Having summarised the evidences of the plaintiffs and that of the defence, Magistrate Jobarteh told the tribunal that at the close of the evidence of the parties, the following issues stood out for determination; whether the reasons engrossed in the exhibits were valid, sufficient and fair to dismiss the plaintiffs.
He stated that the reason for terminating the services of the plaintiffs by the defendant was that on 11 November 2012, they failed and neglected in their duty to keep their workplace and environment clean, and they were instructed to pick rubbish, which they deliberately refused to carry out, saying that was not their job which was tantamount to insubordination to their supervisor.
The reason further stated was that they were confronted by senior management of the company and they affirmed to their neglect of duty and insubordination, which is contrary to section 2.2 (a) and (b) of the company services rules.
Magistrate Jobarteh adduced that perusal of the Service Rules and Administrative Procedures, revealed that insubordination forms part of reasons for termination espoused in section 2.2.
He stated that the defendant also reserves the right to terminate the services of an employee upon commission of mentioned cause of termination inscribed in the aforesaid section by giving appropriate notice.
Magistrate Jobarteh posited that all the parties indicated that there was an altercation between the plaintiffs and the defendant regarding the picking of rubbish, in particular, plastic cups and tissue papers.
He adduced further that the plaintiffs claimed that the instruction to pick rubbish was not part of their job and this evidence was renounced in both exhibits, adding that it was also in evidence that both plaintiffs had been employed as waiters.
“A simple question is whether a waiter’s function includes picking of rubbish at the entrance of the kitchen,” Magistrate Jobarteh told the tribunal.
He further posited that the tribunal could not comprehend how a waiter would do the responsibility of a cleaner, especially when picking of rubbish had not been included in his letter of employment or terms of reference.
He said that the refusal by the plaintiffs to pick rubbish resulted into their termination, which was considered by the defendant as insubordination and neglect of duty.
“Neglect of duty results from a situation in which a worker recklessly or negligently fails to perform the duty he or she is contracted to do,” Magistrate Jobarteh told the tribunal.

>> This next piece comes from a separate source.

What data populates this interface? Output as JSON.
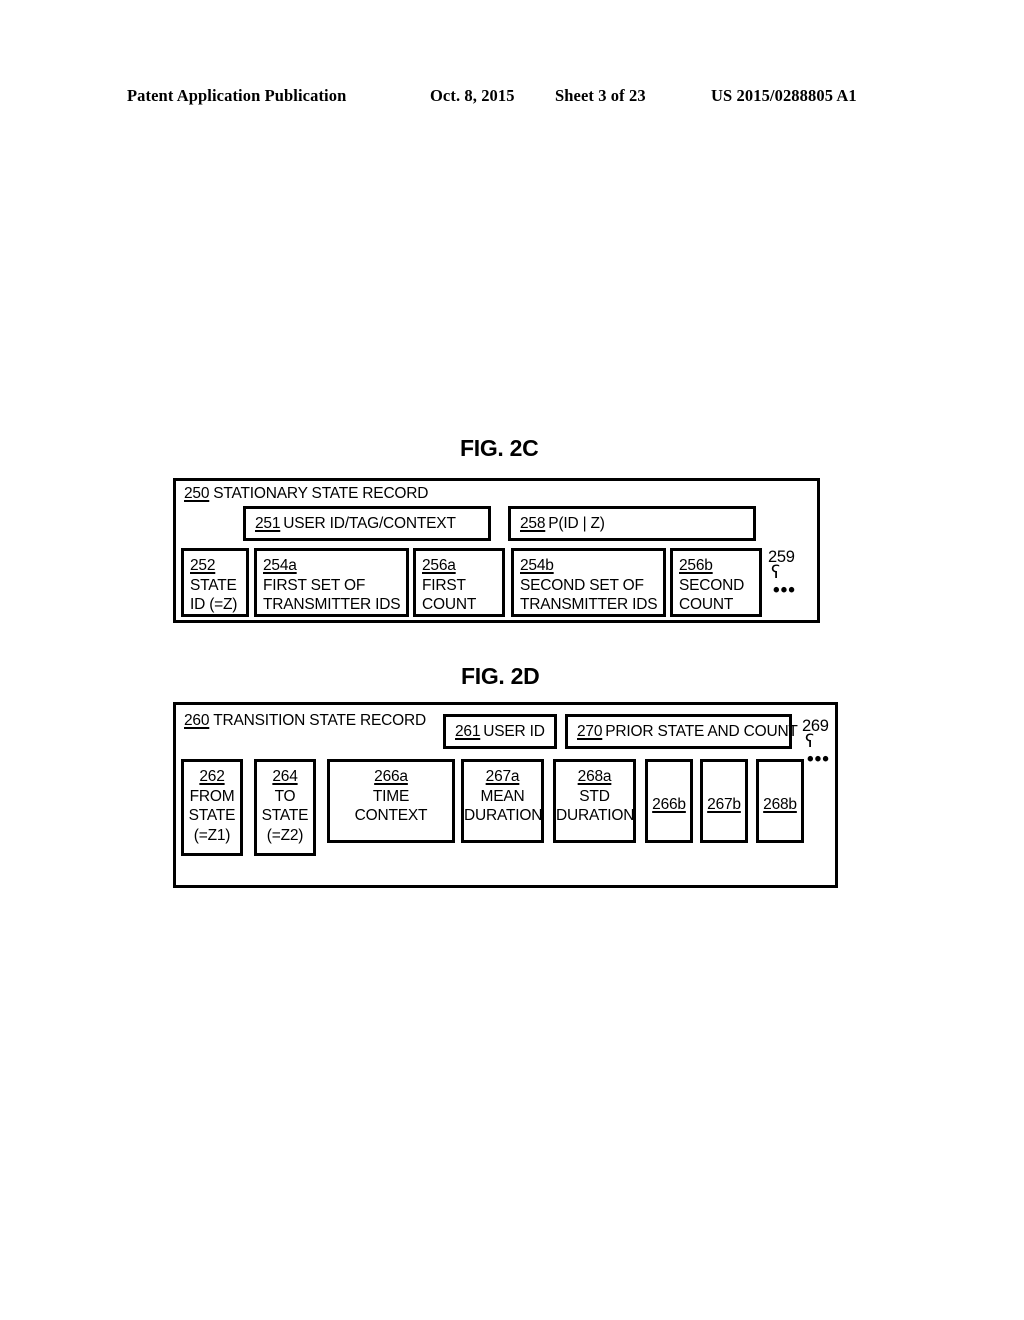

He stated further that throughout the evidence of the defendant and the exhibits tendered, no mention of the fact that it was part of the duties of the plaintiffs to pick rubbish at the workplace.
“Having considered the evidence on the alleged insubordination and neglect of duty, the tribunal concludes that the termination of the services of the plaintiffs is unfair and was taken without due regards to both section 83 and 93,” Magistrate Jobarteh declared.
The tribunal consequently ordered the defendant to pay the plaintiffs one month salary each as payment in lieu of notice.
The defendant was also ordered to pay to the plaintiffs one year total monthly salary as damages for unfair and unlawful termination.
The tribunal ordered the defendant to pay with immediate effect D15,180 for the social security contribution of the plaintiffs.
Interest of 25 per cent was also awarded to the plaintiffs, and cost of D5,000 each.